What you need to do> Every line in the records below that holds "this" must be identified and copied.

*** Opening of Dataset records ***

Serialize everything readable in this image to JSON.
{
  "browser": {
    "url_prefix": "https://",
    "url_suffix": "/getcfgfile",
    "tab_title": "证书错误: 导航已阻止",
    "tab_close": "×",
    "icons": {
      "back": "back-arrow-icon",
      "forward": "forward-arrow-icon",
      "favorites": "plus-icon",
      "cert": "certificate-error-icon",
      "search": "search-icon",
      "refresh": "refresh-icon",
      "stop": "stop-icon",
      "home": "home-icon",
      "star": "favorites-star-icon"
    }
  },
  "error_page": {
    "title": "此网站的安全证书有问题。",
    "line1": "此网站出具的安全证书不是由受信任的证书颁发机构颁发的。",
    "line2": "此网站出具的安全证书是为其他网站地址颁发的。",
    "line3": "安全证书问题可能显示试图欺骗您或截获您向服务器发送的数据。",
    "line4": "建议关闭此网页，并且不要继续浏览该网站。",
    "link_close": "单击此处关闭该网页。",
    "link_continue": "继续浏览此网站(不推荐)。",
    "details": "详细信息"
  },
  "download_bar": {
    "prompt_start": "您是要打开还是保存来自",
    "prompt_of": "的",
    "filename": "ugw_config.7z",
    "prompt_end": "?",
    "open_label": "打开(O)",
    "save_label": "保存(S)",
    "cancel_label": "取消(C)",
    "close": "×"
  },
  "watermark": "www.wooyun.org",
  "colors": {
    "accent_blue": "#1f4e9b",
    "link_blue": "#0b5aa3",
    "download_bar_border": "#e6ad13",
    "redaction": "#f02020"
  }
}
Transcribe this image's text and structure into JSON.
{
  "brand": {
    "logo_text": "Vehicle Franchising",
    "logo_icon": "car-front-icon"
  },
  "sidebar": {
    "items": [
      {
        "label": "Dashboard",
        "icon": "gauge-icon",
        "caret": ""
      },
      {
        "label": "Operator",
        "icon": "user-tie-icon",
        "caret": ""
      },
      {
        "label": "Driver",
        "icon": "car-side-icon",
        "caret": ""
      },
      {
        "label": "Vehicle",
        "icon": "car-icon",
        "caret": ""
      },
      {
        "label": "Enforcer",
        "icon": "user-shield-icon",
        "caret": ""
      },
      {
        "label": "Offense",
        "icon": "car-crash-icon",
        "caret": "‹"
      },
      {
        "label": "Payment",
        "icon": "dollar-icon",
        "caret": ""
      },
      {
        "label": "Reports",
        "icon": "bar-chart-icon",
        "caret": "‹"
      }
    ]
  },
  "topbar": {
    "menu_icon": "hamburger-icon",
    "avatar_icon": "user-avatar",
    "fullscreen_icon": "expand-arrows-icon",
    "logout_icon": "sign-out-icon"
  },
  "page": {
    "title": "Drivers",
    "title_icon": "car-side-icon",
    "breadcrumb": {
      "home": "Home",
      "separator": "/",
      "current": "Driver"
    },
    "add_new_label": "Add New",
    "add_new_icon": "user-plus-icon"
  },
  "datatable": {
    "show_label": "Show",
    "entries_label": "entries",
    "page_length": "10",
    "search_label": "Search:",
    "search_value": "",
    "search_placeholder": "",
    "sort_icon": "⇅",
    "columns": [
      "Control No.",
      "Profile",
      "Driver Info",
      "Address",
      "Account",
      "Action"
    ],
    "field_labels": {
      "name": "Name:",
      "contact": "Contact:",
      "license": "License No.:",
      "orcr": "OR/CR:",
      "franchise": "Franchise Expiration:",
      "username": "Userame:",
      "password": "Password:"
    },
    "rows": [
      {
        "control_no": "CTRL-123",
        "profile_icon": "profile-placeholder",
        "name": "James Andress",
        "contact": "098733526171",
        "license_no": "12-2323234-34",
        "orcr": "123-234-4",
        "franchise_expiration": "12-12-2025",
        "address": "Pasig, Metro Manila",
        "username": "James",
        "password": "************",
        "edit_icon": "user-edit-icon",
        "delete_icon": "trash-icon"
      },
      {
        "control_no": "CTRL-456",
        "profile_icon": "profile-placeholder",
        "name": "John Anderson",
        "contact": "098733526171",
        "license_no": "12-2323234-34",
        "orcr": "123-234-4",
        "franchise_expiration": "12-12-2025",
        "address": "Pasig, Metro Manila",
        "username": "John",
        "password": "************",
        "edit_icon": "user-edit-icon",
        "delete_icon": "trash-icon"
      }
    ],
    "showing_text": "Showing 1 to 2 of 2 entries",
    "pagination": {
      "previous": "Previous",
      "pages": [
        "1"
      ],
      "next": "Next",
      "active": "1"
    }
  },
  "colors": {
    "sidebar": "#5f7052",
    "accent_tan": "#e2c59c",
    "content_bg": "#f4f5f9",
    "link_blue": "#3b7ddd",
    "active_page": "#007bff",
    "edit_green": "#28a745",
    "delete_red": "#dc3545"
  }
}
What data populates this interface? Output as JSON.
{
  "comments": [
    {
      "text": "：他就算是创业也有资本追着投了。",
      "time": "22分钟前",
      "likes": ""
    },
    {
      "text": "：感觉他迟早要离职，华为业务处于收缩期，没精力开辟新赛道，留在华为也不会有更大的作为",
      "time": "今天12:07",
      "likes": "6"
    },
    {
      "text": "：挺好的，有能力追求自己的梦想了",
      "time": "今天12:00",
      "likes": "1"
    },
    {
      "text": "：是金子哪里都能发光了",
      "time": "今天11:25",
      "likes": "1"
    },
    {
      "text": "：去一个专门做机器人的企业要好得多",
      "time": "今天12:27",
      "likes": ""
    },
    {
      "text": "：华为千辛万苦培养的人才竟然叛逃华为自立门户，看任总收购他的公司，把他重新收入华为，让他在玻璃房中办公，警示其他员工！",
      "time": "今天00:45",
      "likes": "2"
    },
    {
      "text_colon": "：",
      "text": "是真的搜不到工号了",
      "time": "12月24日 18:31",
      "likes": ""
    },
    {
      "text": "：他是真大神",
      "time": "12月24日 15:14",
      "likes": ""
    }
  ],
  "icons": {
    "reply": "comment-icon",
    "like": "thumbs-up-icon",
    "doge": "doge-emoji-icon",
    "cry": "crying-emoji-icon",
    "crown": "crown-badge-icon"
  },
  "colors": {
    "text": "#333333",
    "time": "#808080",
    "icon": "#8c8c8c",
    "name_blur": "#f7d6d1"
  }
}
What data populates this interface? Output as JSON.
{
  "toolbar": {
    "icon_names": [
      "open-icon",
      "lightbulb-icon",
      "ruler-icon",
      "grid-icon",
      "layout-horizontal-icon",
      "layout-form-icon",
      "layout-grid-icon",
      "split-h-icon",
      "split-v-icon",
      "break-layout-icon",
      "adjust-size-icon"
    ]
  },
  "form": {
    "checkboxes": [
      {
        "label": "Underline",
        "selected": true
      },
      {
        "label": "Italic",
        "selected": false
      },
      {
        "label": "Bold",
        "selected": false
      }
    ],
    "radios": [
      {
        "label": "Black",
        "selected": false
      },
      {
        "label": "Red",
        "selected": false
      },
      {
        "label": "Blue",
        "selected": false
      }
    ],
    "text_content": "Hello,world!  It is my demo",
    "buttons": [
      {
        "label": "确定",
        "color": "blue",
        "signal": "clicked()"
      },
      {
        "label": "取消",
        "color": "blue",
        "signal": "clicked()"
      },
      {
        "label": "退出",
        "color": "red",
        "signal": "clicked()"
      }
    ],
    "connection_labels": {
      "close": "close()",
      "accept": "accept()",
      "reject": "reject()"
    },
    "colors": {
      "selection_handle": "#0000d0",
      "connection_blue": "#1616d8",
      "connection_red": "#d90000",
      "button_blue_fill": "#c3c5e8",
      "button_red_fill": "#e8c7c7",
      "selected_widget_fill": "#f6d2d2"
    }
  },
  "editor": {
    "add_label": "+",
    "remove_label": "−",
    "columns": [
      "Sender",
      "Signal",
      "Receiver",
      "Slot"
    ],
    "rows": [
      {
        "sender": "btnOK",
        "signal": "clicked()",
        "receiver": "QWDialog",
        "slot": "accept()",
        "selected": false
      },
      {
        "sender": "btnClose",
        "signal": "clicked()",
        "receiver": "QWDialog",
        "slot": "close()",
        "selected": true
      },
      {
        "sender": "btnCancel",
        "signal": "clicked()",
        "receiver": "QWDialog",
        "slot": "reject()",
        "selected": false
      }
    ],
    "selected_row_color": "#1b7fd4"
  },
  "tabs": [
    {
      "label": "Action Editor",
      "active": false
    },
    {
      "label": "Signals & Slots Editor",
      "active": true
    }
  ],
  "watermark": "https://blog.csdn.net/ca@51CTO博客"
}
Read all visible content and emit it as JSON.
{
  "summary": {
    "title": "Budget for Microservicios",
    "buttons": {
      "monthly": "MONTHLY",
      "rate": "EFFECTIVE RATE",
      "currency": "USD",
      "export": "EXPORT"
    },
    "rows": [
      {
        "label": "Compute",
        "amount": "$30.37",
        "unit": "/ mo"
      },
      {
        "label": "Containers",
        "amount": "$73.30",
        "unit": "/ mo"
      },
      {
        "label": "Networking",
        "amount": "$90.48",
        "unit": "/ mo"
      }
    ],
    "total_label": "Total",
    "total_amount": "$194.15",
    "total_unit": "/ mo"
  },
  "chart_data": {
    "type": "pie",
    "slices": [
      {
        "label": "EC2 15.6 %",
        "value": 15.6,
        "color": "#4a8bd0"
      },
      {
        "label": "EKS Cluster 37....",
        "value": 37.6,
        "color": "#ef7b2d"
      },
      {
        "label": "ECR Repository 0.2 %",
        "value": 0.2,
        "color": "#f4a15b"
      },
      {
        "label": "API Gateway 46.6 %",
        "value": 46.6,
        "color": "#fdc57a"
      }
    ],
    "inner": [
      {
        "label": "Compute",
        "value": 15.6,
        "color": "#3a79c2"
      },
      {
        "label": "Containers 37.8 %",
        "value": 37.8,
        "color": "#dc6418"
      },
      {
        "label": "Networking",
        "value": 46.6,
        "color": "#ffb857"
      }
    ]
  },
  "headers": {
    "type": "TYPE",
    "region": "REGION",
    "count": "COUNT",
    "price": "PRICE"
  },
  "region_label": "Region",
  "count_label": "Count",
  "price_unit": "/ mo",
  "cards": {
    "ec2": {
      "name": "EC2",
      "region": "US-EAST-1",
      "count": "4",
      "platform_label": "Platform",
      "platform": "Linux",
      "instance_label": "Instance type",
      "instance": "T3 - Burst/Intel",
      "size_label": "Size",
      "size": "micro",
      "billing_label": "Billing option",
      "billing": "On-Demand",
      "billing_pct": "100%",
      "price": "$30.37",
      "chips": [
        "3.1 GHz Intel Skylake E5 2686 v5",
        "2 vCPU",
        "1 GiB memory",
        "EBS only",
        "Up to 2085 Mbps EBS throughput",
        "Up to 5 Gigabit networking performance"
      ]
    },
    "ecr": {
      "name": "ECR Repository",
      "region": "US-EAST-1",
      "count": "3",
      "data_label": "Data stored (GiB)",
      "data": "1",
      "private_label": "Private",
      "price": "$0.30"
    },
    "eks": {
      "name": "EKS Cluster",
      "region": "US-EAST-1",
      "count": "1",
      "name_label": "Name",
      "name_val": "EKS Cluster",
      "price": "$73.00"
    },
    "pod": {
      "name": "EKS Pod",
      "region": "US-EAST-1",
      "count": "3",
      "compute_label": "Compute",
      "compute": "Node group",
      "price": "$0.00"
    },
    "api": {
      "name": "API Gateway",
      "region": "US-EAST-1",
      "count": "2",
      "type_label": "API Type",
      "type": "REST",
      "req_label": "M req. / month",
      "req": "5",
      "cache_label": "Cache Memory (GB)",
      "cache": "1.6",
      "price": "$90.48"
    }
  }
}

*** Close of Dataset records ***

Answer for the task>
Serialize everything readable in this image to JSON.
Transcribe this image's text and structure into JSON.
What data populates this interface? Output as JSON.
What data populates this interface? Output as JSON.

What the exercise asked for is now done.